New York Times critic Anthony Tommasini writes:
The overall level of technical proficiency in instrumental playing, especially on the piano, has increased steadily over time. Many piano teachers, critics and commentators have noted the phenomenon, which is not unlike what happens in sports. The four-minute mile seemed an impossibility until Roger Bannister made the breakthrough in 1954. Since then, runners have knocked nearly 17 seconds off Bannister's time.
Audiences now are taking virtuosity for granted.
The pianist Jerome Lowenthal, a longtime faculty member at Juilliard, said in a recent telephone interview from California that a phenomenon is absolutely taking place. He observes it in his own studio.
When the 1996 movie "Shine," about the mentally ill pianist David Helfgott, raised curiosity about Rachmaninoff's Third Piano Concerto, Mr. Lowenthal was asked by reporters whether this piece was as formidably difficult as the movie had suggested. He said that he had two answers: "One was that this piece truly is terribly hard. Two was that all my 16-year-old students were playing it."
Recordings of some interwar stars suggest that today they would not even be admitted to major conservatories like Juilliard. The reasons have little to do with new technology--instruments have not changed significantly--and much to do with better pedagogy and wider recruitment.
So what's the catch? Opportunities in music are not expanding with talent. The U.S. Department of Labor reports that while total musical employment is expected to grow at an average rate with other occupations,

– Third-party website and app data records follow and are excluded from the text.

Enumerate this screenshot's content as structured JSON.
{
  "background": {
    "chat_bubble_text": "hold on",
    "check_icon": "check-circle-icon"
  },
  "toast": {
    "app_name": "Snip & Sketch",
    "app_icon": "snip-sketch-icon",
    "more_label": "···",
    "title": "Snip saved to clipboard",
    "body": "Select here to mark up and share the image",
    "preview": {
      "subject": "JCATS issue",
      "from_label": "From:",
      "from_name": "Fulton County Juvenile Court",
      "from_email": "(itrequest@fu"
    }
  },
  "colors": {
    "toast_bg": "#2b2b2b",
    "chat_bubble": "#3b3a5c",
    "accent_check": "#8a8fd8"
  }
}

[t]he vast number of people with the desire to perform will continue to greatly exceed the number of openings. New musicians or singers will have their best chance of landing a job with smaller, community-based performing arts groups or as freelance artists. Instrumentalists should have better opportunities than singers because of a larger pool of work. Talented individuals who are skilled in multiple instruments or musical styles will have the best job prospects. However, talent alone is no guarantee of success: many people start out to become musicians or singers but leave the profession because they find the work difficult, the discipline demanding, and the long periods of intermittent unemployment a hardship.
One sad sign of the times: the Philadelphia Orchestra has already spent $2.4 million in legal and consulting expenses in its Chapter 11 bankruptcy process--and of course there's a glut of lawyers, too. Budget labels and electronic sales also can't provide the same level of royalties as the old recording industry did, and in any case digital music means a performer is competing with the best of the best of the best at least from the beginning of the LP era.

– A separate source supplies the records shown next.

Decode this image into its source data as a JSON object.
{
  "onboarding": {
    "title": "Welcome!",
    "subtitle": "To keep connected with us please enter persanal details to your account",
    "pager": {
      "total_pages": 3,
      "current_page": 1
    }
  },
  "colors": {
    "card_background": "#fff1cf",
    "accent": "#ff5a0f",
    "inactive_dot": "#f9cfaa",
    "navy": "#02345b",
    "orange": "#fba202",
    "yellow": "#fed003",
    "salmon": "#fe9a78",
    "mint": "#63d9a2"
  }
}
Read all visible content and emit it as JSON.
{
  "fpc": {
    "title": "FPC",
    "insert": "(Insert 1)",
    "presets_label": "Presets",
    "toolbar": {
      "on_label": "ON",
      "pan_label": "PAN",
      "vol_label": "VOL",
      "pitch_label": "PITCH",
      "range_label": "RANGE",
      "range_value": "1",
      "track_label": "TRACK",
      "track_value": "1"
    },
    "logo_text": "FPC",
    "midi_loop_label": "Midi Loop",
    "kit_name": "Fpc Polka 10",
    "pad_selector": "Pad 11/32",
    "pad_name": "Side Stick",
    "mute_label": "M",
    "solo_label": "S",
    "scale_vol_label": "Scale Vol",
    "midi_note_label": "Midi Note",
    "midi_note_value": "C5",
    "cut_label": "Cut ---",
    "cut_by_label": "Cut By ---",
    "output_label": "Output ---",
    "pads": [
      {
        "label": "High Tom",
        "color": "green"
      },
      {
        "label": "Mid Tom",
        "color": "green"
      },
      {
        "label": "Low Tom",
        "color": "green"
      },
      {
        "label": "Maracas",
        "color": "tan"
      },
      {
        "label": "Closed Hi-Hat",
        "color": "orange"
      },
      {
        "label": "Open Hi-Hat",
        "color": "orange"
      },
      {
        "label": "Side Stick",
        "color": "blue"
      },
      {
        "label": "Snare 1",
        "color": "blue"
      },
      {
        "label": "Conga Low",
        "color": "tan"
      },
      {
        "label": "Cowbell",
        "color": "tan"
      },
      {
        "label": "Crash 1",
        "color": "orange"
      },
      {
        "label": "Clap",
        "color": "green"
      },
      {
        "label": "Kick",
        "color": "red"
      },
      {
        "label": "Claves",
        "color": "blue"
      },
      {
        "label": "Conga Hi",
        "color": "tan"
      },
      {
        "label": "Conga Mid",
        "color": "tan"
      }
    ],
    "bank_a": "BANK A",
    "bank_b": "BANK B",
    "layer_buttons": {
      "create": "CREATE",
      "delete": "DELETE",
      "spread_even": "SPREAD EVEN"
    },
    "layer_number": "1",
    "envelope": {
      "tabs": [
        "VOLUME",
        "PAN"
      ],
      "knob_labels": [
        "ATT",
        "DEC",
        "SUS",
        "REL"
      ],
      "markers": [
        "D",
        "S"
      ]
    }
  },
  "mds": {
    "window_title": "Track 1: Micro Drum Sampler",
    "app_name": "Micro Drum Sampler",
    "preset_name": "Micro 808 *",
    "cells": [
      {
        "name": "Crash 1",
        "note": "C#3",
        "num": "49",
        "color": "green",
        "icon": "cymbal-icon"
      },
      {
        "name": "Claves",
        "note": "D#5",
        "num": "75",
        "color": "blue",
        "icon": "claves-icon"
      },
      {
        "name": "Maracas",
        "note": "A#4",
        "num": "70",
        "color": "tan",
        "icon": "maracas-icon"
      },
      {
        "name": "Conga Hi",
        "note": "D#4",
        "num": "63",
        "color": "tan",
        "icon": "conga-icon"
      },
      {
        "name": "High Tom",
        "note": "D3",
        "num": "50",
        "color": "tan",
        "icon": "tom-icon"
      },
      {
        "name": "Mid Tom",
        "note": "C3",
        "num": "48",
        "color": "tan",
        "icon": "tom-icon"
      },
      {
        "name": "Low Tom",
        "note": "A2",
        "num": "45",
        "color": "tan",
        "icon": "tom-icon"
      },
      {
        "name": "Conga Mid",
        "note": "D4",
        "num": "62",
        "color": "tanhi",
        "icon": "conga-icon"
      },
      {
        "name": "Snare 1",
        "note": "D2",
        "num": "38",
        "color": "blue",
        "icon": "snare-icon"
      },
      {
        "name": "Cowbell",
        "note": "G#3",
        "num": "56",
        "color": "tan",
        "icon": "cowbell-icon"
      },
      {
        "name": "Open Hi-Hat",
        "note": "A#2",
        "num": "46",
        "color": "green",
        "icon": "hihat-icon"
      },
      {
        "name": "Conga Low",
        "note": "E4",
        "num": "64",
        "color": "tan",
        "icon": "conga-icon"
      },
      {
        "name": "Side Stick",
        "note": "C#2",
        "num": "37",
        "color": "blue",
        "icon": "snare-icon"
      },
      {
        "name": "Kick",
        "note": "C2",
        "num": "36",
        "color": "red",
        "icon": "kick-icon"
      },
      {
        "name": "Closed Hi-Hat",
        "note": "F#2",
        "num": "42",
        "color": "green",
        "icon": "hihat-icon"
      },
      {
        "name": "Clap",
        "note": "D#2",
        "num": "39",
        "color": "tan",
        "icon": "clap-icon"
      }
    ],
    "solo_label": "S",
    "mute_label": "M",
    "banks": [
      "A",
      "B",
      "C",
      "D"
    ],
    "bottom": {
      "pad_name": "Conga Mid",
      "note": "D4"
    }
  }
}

In The Atlantic I have already explored the unintended consequences of the similar explosion of the number of highly skilled young chess players worldwide, in this case closely related to the rise of software and Web resources extending practice opportunities beyond the small circle of urban chess clubs of Bobby Fischer's youth. The result is that it is harder for established masters and grandmasters to earn a living from tournament play although teaching, for chess pros as for musicians, can be a good living--at least for those who can be excellent teachers.

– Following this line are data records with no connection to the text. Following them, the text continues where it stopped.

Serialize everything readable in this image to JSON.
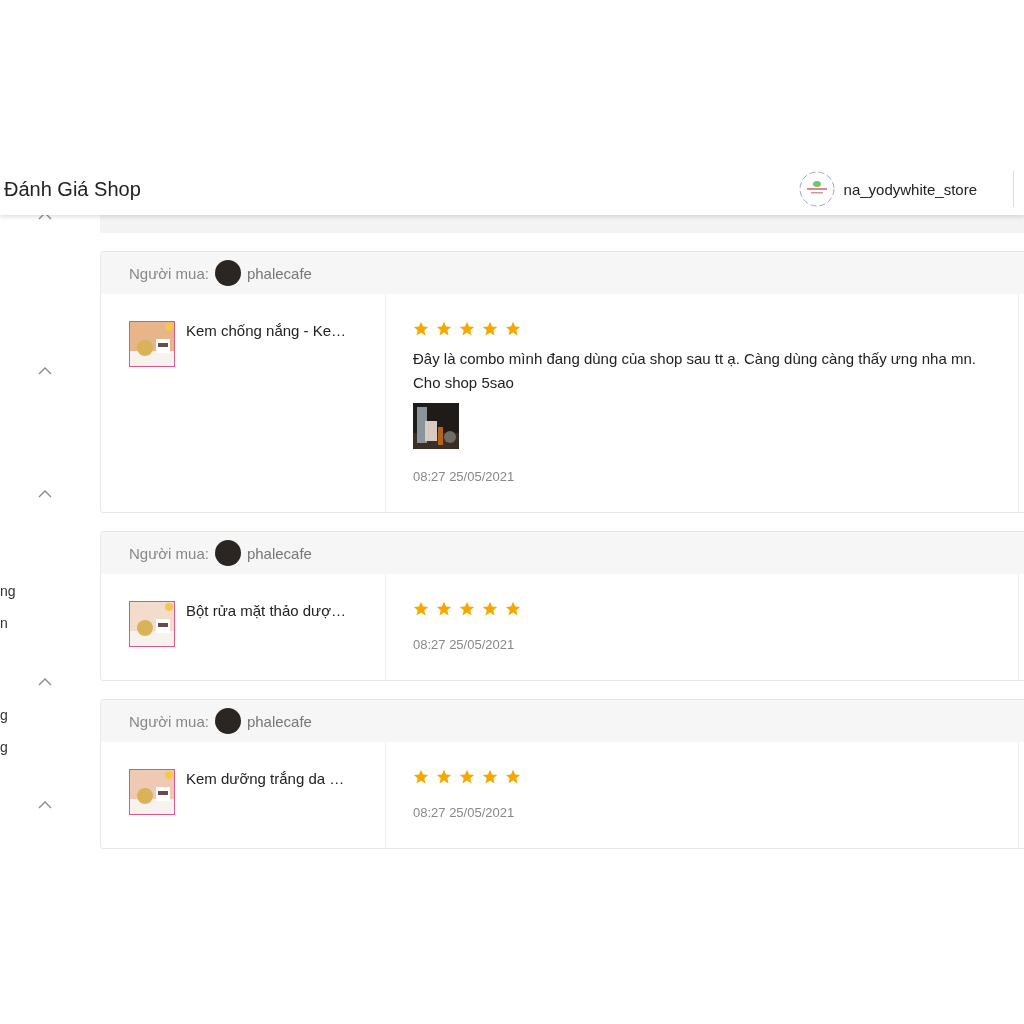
{
  "header": {
    "title": "Đánh Giá Shop",
    "store_name": "na_yodywhite_store"
  },
  "sidebar": {
    "items": [
      {
        "kind": "toggle"
      },
      {
        "kind": "toggle"
      },
      {
        "kind": "toggle"
      },
      {
        "kind": "text",
        "label": "ng"
      },
      {
        "kind": "text",
        "label": "n"
      },
      {
        "kind": "toggle"
      },
      {
        "kind": "text",
        "label": "g"
      },
      {
        "kind": "text",
        "label": "g"
      },
      {
        "kind": "toggle"
      }
    ]
  },
  "reviews": [
    {
      "buyer_label": "Người mua:",
      "buyer": "phalecafe",
      "product": "Kem chống nắng - Ke…",
      "stars": 5,
      "comment": "Đây là combo mình đang dùng của shop sau tt ạ. Càng dùng càng thấy ưng nha mn. Cho shop 5sao",
      "photos": [
        {
          "kind": "picture"
        }
      ],
      "time": "08:27 25/05/2021"
    },
    {
      "buyer_label": "Người mua:",
      "buyer": "phalecafe",
      "product": "Bột rửa mặt thảo dượ…",
      "stars": 5,
      "time": "08:27 25/05/2021"
    },
    {
      "buyer_label": "Người mua:",
      "buyer": "phalecafe",
      "product": "Kem dưỡng trắng da …",
      "stars": 5,
      "time": "08:27 25/05/2021"
    }
  ]
}
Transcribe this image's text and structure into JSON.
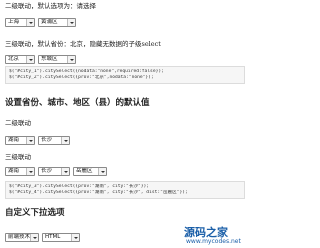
{
  "section1": {
    "title": "二级联动，默认选项为：请选择",
    "province": "上海",
    "city": "黄浦区"
  },
  "section2": {
    "title": "三级联动，默认省份：北京，隐藏无数据的子级select",
    "province": "北京",
    "city": "东城区",
    "code": [
      "$(\"#city_1\").citySelect({nodata:\"none\",required:false});",
      "$(\"#city_2\").citySelect({prov:\"北京\",nodata:\"none\"});"
    ]
  },
  "heading_default": "设置省份、城市、地区（县）的默认值",
  "section3": {
    "title": "二级联动",
    "province": "湖南",
    "city": "长沙"
  },
  "section4": {
    "title": "三级联动",
    "province": "湖南",
    "city": "长沙",
    "district": "岳麓区",
    "code": [
      "$(\"#city_3\").citySelect({prov:\"湖南\", city:\"长沙\"});",
      "$(\"#city_4\").citySelect({prov:\"湖南\", city:\"长沙\", dist:\"岳麓区\"});"
    ]
  },
  "heading_custom": "自定义下拉选项",
  "section5": {
    "first": "前端技术",
    "second": "HTML"
  },
  "watermark": {
    "brand": "源码之家",
    "url": "www.mycodes.net"
  }
}
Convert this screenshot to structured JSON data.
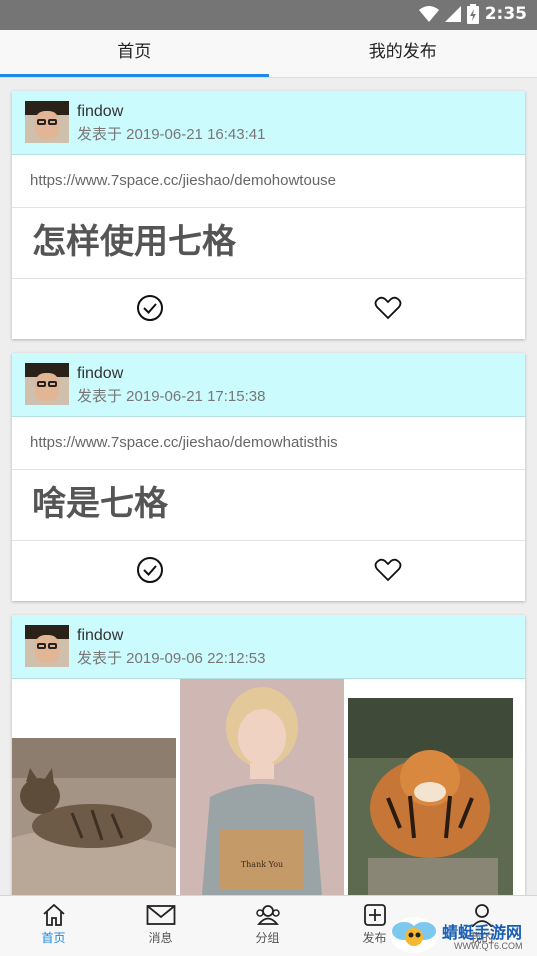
{
  "status_bar": {
    "time": "2:35"
  },
  "tabs": [
    {
      "label": "首页",
      "active": true
    },
    {
      "label": "我的发布",
      "active": false
    }
  ],
  "posts": [
    {
      "author": "findow",
      "posted": "发表于 2019-06-21 16:43:41",
      "link": "https://www.7space.cc/jieshao/demohowtouse",
      "title": "怎样使用七格"
    },
    {
      "author": "findow",
      "posted": "发表于 2019-06-21 17:15:38",
      "link": "https://www.7space.cc/jieshao/demowhatisthis",
      "title": "啥是七格"
    },
    {
      "author": "findow",
      "posted": "发表于 2019-09-06 22:12:53",
      "photos": [
        "cat-photo",
        "person-photo",
        "tiger-photo"
      ],
      "photo_text": "Thank You"
    }
  ],
  "bottom_nav": [
    {
      "label": "首页",
      "icon": "home-icon",
      "active": true
    },
    {
      "label": "消息",
      "icon": "mail-icon",
      "active": false
    },
    {
      "label": "分组",
      "icon": "group-icon",
      "active": false
    },
    {
      "label": "发布",
      "icon": "plus-square-icon",
      "active": false
    },
    {
      "label": "我的",
      "icon": "user-icon",
      "active": false
    }
  ],
  "watermark": {
    "text": "蜻蜓手游网",
    "url": "WWW.QT6.COM"
  },
  "colors": {
    "accent": "#1e88e5",
    "card_header": "#ccfbfe",
    "status_bar": "#757575"
  }
}
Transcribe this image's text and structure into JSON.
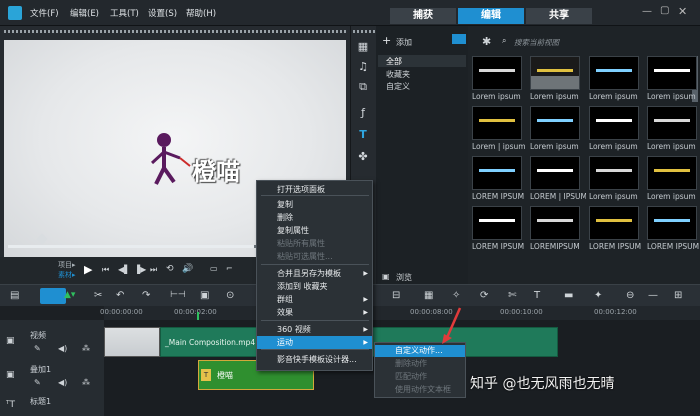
{
  "menubar": {
    "items": [
      "文件(F)",
      "编辑(E)",
      "工具(T)",
      "设置(S)",
      "帮助(H)"
    ],
    "tabs": [
      "捕获",
      "编辑",
      "共享"
    ],
    "active_tab": "编辑"
  },
  "preview": {
    "title_text": "橙喵",
    "mode_labels": [
      "项目▸",
      "素材▸"
    ]
  },
  "library": {
    "add_label": "添加",
    "folders": [
      "全部",
      "收藏夹",
      "自定义"
    ],
    "browse_label": "浏览",
    "search_placeholder": "搜索当前视图"
  },
  "thumbnails": {
    "rows": [
      [
        "Lorem ipsum",
        "Lorem ipsum",
        "Lorem ipsum",
        "Lorem ipsum"
      ],
      [
        "Lorem | ipsum",
        "Lorem ipsum",
        "Lorem ipsum",
        "Lorem ipsum"
      ],
      [
        "LOREM IPSUM",
        "LOREM | IPSUM",
        "Lorem ipsum",
        "Lorem ipsum"
      ],
      [
        "LOREM IPSUM",
        "LOREMIPSUM",
        "LOREM IPSUM",
        "LOREM IPSUM"
      ]
    ]
  },
  "timeline": {
    "ruler": [
      "00:00:00:00",
      "00:00:02:00",
      "00:00:08:00",
      "00:00:10:00",
      "00:00:12:00"
    ],
    "tracks": [
      "视频",
      "叠加1",
      "标题1"
    ],
    "video_clip": "_Main Composition.mp4",
    "overlay_clip": "橙喵"
  },
  "context_menu": {
    "items": [
      {
        "label": "打开选项面板",
        "state": "normal"
      },
      {
        "label": "复制",
        "state": "normal"
      },
      {
        "label": "删除",
        "state": "normal"
      },
      {
        "label": "复制属性",
        "state": "normal"
      },
      {
        "label": "粘贴所有属性",
        "state": "disabled"
      },
      {
        "label": "粘贴可选属性...",
        "state": "disabled"
      },
      {
        "label": "合并且另存为模板",
        "state": "submenu"
      },
      {
        "label": "添加到 收藏夹",
        "state": "normal"
      },
      {
        "label": "群组",
        "state": "submenu"
      },
      {
        "label": "效果",
        "state": "submenu"
      },
      {
        "label": "360 视频",
        "state": "submenu"
      },
      {
        "label": "运动",
        "state": "selected"
      },
      {
        "label": "影音快手模板设计器...",
        "state": "normal"
      }
    ]
  },
  "submenu": {
    "items": [
      {
        "label": "自定义动作...",
        "state": "selected"
      },
      {
        "label": "删除动作",
        "state": "disabled"
      },
      {
        "label": "匹配动作",
        "state": "disabled"
      },
      {
        "label": "使用动作文本框",
        "state": "disabled"
      }
    ]
  },
  "watermark": "知乎 @也无风雨也无晴",
  "colors": {
    "accent": "#1f8fd1",
    "clip_green": "#1f7a5a",
    "overlay_green": "#2f8f2f"
  }
}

Few people say there has been a comparable explosion of great prose, yet the combination of word processing since the 1980s and academic writing programs has meant that the number of writers expanded faster than any other arts group--just as the crisis of periodical and book publishing has made its future even more problematic.
The big issue for education in the arts is not cutting enrollment to match supply, depriving gifted people of the chance to develop as far as possible. The challenge is to develop alternative career models that let people continue to develop their gifts.